#### EXERCISE
In full and without alteration, write out the records.

[DATA]

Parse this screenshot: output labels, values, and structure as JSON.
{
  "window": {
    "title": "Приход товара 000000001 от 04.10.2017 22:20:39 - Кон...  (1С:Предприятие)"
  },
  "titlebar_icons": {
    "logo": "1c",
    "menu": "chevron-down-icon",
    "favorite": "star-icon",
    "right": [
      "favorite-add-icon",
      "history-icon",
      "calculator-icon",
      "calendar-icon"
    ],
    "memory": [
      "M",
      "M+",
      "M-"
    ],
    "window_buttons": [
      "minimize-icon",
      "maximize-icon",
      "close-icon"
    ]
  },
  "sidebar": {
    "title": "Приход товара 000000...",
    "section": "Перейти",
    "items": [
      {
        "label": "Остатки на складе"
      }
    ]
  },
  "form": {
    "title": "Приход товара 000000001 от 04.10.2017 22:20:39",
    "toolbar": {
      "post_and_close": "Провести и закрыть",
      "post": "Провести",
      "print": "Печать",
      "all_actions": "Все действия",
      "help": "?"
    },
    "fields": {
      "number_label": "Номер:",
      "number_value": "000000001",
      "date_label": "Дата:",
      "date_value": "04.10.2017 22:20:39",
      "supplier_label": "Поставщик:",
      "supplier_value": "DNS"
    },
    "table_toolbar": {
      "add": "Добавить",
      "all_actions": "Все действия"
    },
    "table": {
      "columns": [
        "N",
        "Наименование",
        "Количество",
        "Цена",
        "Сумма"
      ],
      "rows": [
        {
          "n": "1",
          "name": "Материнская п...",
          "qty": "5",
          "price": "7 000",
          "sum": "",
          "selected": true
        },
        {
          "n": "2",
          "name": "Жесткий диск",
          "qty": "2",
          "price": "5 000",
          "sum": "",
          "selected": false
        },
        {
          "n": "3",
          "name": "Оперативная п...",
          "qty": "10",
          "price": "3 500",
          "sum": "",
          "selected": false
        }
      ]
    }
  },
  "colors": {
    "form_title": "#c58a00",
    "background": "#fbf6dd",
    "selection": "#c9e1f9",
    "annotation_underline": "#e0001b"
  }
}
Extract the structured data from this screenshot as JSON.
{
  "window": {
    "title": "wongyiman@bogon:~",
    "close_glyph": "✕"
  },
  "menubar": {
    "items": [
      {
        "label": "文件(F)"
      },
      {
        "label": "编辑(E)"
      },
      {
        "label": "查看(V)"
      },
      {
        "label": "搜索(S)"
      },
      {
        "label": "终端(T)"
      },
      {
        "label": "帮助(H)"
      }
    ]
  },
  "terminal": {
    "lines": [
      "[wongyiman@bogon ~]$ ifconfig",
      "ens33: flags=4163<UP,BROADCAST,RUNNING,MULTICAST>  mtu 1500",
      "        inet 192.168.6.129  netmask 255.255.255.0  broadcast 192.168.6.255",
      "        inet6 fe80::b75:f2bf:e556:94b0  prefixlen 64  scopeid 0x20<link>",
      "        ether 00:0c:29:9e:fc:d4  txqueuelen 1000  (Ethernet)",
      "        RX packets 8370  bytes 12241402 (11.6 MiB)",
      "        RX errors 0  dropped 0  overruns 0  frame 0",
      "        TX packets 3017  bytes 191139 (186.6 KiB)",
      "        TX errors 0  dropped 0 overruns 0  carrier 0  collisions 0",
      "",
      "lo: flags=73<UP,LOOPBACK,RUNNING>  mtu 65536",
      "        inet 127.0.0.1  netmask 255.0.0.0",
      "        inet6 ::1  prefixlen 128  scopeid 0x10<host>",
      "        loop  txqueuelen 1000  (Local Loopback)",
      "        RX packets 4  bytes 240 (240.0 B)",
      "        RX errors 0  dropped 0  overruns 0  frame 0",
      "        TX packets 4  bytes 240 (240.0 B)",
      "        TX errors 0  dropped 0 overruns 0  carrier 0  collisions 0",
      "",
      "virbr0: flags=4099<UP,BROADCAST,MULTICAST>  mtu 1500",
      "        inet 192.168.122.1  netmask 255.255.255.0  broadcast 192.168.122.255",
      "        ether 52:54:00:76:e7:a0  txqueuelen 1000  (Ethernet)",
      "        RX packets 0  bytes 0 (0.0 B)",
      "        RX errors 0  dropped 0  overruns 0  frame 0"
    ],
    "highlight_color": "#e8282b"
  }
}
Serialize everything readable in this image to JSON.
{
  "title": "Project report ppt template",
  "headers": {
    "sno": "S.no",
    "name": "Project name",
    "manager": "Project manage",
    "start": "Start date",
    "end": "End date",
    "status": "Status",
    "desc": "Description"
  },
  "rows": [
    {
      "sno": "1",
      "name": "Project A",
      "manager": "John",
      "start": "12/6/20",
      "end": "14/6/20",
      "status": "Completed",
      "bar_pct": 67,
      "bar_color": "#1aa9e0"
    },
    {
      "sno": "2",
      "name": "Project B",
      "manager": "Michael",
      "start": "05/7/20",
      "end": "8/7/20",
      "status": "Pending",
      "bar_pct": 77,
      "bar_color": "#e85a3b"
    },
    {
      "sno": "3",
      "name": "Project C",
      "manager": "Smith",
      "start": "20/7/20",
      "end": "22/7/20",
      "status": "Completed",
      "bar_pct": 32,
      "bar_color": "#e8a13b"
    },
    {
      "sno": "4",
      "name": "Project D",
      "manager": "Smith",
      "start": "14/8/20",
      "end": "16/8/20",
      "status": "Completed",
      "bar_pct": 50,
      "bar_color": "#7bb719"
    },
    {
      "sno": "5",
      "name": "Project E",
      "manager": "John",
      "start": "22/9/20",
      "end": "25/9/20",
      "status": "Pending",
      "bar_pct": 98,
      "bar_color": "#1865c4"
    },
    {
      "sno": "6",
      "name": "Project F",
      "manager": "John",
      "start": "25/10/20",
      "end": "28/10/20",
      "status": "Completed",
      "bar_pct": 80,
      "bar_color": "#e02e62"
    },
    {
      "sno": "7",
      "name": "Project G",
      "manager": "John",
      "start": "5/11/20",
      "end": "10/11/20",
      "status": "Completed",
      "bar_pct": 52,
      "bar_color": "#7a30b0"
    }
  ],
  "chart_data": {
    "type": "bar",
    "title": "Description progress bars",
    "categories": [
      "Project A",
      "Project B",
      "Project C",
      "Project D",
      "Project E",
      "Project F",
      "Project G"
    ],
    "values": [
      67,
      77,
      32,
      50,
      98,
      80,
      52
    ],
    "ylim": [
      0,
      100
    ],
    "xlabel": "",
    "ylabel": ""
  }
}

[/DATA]

#### SOLUTION TO THE PROBLEM
Parse this screenshot: output labels, values, and structure as JSON.
{
  "window": {
    "title": "Приход товара 000000001 от 04.10.2017 22:20:39 - Кон...  (1С:Предприятие)"
  },
  "titlebar_icons": {
    "logo": "1c",
    "menu": "chevron-down-icon",
    "favorite": "star-icon",
    "right": [
      "favorite-add-icon",
      "history-icon",
      "calculator-icon",
      "calendar-icon"
    ],
    "memory": [
      "M",
      "M+",
      "M-"
    ],
    "window_buttons": [
      "minimize-icon",
      "maximize-icon",
      "close-icon"
    ]
  },
  "sidebar": {
    "title": "Приход товара 000000...",
    "section": "Перейти",
    "items": [
      {
        "label": "Остатки на складе"
      }
    ]
  },
  "form": {
    "title": "Приход товара 000000001 от 04.10.2017 22:20:39",
    "toolbar": {
      "post_and_close": "Провести и закрыть",
      "post": "Провести",
      "print": "Печать",
      "all_actions": "Все действия",
      "help": "?"
    },
    "fields": {
      "number_label": "Номер:",
      "number_value": "000000001",
      "date_label": "Дата:",
      "date_value": "04.10.2017 22:20:39",
      "supplier_label": "Поставщик:",
      "supplier_value": "DNS"
    },
    "table_toolbar": {
      "add": "Добавить",
      "all_actions": "Все действия"
    },
    "table": {
      "columns": [
        "N",
        "Наименование",
        "Количество",
        "Цена",
        "Сумма"
      ],
      "rows": [
        {
          "n": "1",
          "name": "Материнская п...",
          "qty": "5",
          "price": "7 000",
          "sum": "",
          "selected": true
        },
        {
          "n": "2",
          "name": "Жесткий диск",
          "qty": "2",
          "price": "5 000",
          "sum": "",
          "selected": false
        },
        {
          "n": "3",
          "name": "Оперативная п...",
          "qty": "10",
          "price": "3 500",
          "sum": "",
          "selected": false
        }
      ]
    }
  },
  "colors": {
    "form_title": "#c58a00",
    "background": "#fbf6dd",
    "selection": "#c9e1f9",
    "annotation_underline": "#e0001b"
  }
}
Extract the structured data from this screenshot as JSON.
{
  "window": {
    "title": "wongyiman@bogon:~",
    "close_glyph": "✕"
  },
  "menubar": {
    "items": [
      {
        "label": "文件(F)"
      },
      {
        "label": "编辑(E)"
      },
      {
        "label": "查看(V)"
      },
      {
        "label": "搜索(S)"
      },
      {
        "label": "终端(T)"
      },
      {
        "label": "帮助(H)"
      }
    ]
  },
  "terminal": {
    "lines": [
      "[wongyiman@bogon ~]$ ifconfig",
      "ens33: flags=4163<UP,BROADCAST,RUNNING,MULTICAST>  mtu 1500",
      "        inet 192.168.6.129  netmask 255.255.255.0  broadcast 192.168.6.255",
      "        inet6 fe80::b75:f2bf:e556:94b0  prefixlen 64  scopeid 0x20<link>",
      "        ether 00:0c:29:9e:fc:d4  txqueuelen 1000  (Ethernet)",
      "        RX packets 8370  bytes 12241402 (11.6 MiB)",
      "        RX errors 0  dropped 0  overruns 0  frame 0",
      "        TX packets 3017  bytes 191139 (186.6 KiB)",
      "        TX errors 0  dropped 0 overruns 0  carrier 0  collisions 0",
      "",
      "lo: flags=73<UP,LOOPBACK,RUNNING>  mtu 65536",
      "        inet 127.0.0.1  netmask 255.0.0.0",
      "        inet6 ::1  prefixlen 128  scopeid 0x10<host>",
      "        loop  txqueuelen 1000  (Local Loopback)",
      "        RX packets 4  bytes 240 (240.0 B)",
      "        RX errors 0  dropped 0  overruns 0  frame 0",
      "        TX packets 4  bytes 240 (240.0 B)",
      "        TX errors 0  dropped 0 overruns 0  carrier 0  collisions 0",
      "",
      "virbr0: flags=4099<UP,BROADCAST,MULTICAST>  mtu 1500",
      "        inet 192.168.122.1  netmask 255.255.255.0  broadcast 192.168.122.255",
      "        ether 52:54:00:76:e7:a0  txqueuelen 1000  (Ethernet)",
      "        RX packets 0  bytes 0 (0.0 B)",
      "        RX errors 0  dropped 0  overruns 0  frame 0"
    ],
    "highlight_color": "#e8282b"
  }
}
Serialize everything readable in this image to JSON.
{
  "title": "Project report ppt template",
  "headers": {
    "sno": "S.no",
    "name": "Project name",
    "manager": "Project manage",
    "start": "Start date",
    "end": "End date",
    "status": "Status",
    "desc": "Description"
  },
  "rows": [
    {
      "sno": "1",
      "name": "Project A",
      "manager": "John",
      "start": "12/6/20",
      "end": "14/6/20",
      "status": "Completed",
      "bar_pct": 67,
      "bar_color": "#1aa9e0"
    },
    {
      "sno": "2",
      "name": "Project B",
      "manager": "Michael",
      "start": "05/7/20",
      "end": "8/7/20",
      "status": "Pending",
      "bar_pct": 77,
      "bar_color": "#e85a3b"
    },
    {
      "sno": "3",
      "name": "Project C",
      "manager": "Smith",
      "start": "20/7/20",
      "end": "22/7/20",
      "status": "Completed",
      "bar_pct": 32,
      "bar_color": "#e8a13b"
    },
    {
      "sno": "4",
      "name": "Project D",
      "manager": "Smith",
      "start": "14/8/20",
      "end": "16/8/20",
      "status": "Completed",
      "bar_pct": 50,
      "bar_color": "#7bb719"
    },
    {
      "sno": "5",
      "name": "Project E",
      "manager": "John",
      "start": "22/9/20",
      "end": "25/9/20",
      "status": "Pending",
      "bar_pct": 98,
      "bar_color": "#1865c4"
    },
    {
      "sno": "6",
      "name": "Project F",
      "manager": "John",
      "start": "25/10/20",
      "end": "28/10/20",
      "status": "Completed",
      "bar_pct": 80,
      "bar_color": "#e02e62"
    },
    {
      "sno": "7",
      "name": "Project G",
      "manager": "John",
      "start": "5/11/20",
      "end": "10/11/20",
      "status": "Completed",
      "bar_pct": 52,
      "bar_color": "#7a30b0"
    }
  ],
  "chart_data": {
    "type": "bar",
    "title": "Description progress bars",
    "categories": [
      "Project A",
      "Project B",
      "Project C",
      "Project D",
      "Project E",
      "Project F",
      "Project G"
    ],
    "values": [
      67,
      77,
      32,
      50,
      98,
      80,
      52
    ],
    "ylim": [
      0,
      100
    ],
    "xlabel": "",
    "ylabel": ""
  }
}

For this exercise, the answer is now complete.